The Touchpad isn’t completely Dead. Mostly dead, yes, but is it just a flesh wound? The Touchpad frenzy has proved a point, and now can HP, or any company, really capitalize on it?
Apple has been the cock of the walk, the king of the tablet, since the iPad came out. They came up with something that is a great idea which has spawned a whole tablet market. No competitor seems to be able to come up with anything to seriously threaten its dominance. Its not that the Android tablets aren’t good, it has to do with features, and more importantly price point. I touched on this when talking about the Nook Color in the past. HP though, unwittingly, came up with the plan. Something I had mentioned in those same posts about the Nook Color. Its the same thing that gave the PC the advantage in the PC wars back in the 90′s. that is price point.
I’ve been wondering when we would see a price point that would spur competition. Most Tablets are in the $400 plus range of price. The Nook Color, although a reader, is $250 and offers a lot of tablet features, but its App store is lacking. The demise of the HP Touchpad and the fire sale though has shown that for a lower price point, a tablet that doesn’t have as much app support can compete. Now imagine if you will what would happen if Android had a tablet in the $200 or less range. More people purchase it, more developers see a reason to write apps for it, and bingo, a true competitor to Apple can emerge. Amazon might do that with its rumored tablet, but no solid information on it is out yet.
The idea being that in a down economy that we are in does put limits on what people are willing to purchase. Done properly though, a low cost tablet can bring in a nice profit to a company. Yes they might loose on the initial hardware, but if partnered up with the developers, it can be possible to turn a profit through the purchasing of apps. It might mean the developer makes a little less, or the apps are a bit more expensive, say $2 for most apps instead of $1, but it is possible.

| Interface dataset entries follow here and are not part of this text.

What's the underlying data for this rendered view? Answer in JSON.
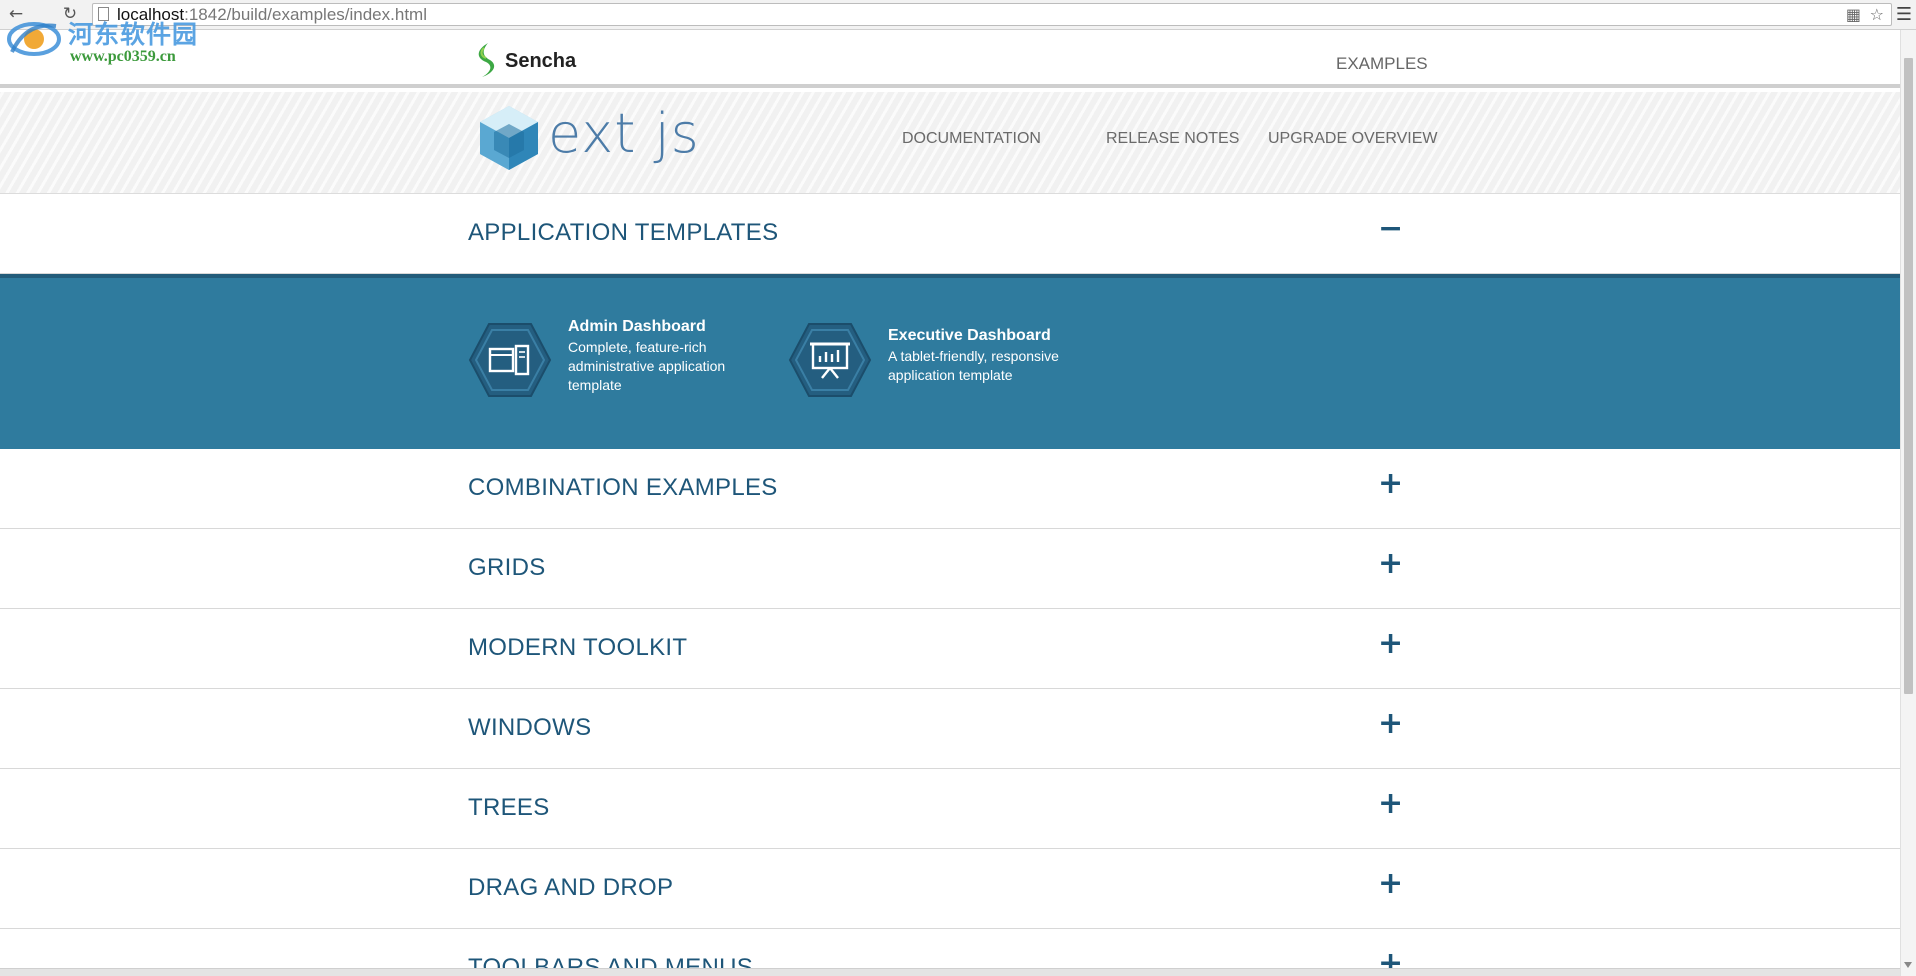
{
  "browser": {
    "url_host": "localhost",
    "url_path": ":1842/build/examples/index.html"
  },
  "watermark": {
    "site_name": "河东软件园",
    "site_url": "www.pc0359.cn"
  },
  "header": {
    "brand": "Sencha",
    "nav_examples": "EXAMPLES"
  },
  "hero": {
    "product": "ext js",
    "nav": [
      "DOCUMENTATION",
      "RELEASE NOTES",
      "UPGRADE OVERVIEW"
    ]
  },
  "sections": [
    {
      "title": "APPLICATION TEMPLATES",
      "state": "expanded",
      "toggle": "−"
    },
    {
      "title": "COMBINATION EXAMPLES",
      "state": "collapsed",
      "toggle": "+"
    },
    {
      "title": "GRIDS",
      "state": "collapsed",
      "toggle": "+"
    },
    {
      "title": "MODERN TOOLKIT",
      "state": "collapsed",
      "toggle": "+"
    },
    {
      "title": "WINDOWS",
      "state": "collapsed",
      "toggle": "+"
    },
    {
      "title": "TREES",
      "state": "collapsed",
      "toggle": "+"
    },
    {
      "title": "DRAG AND DROP",
      "state": "collapsed",
      "toggle": "+"
    },
    {
      "title": "TOOLBARS AND MENUS",
      "state": "collapsed",
      "toggle": "+"
    }
  ],
  "templates": [
    {
      "title": "Admin Dashboard",
      "desc": "Complete, feature-rich administrative application template",
      "icon": "dashboard-layout-icon"
    },
    {
      "title": "Executive Dashboard",
      "desc": "A tablet-friendly, responsive application template",
      "icon": "presentation-chart-icon"
    }
  ],
  "colors": {
    "accent": "#1e5679",
    "panel": "#2f7b9e",
    "hex": "#245e80"
  }
}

Barnes and Noble could have done it completely, instead of halfway. Now the question is will others learn from this or not?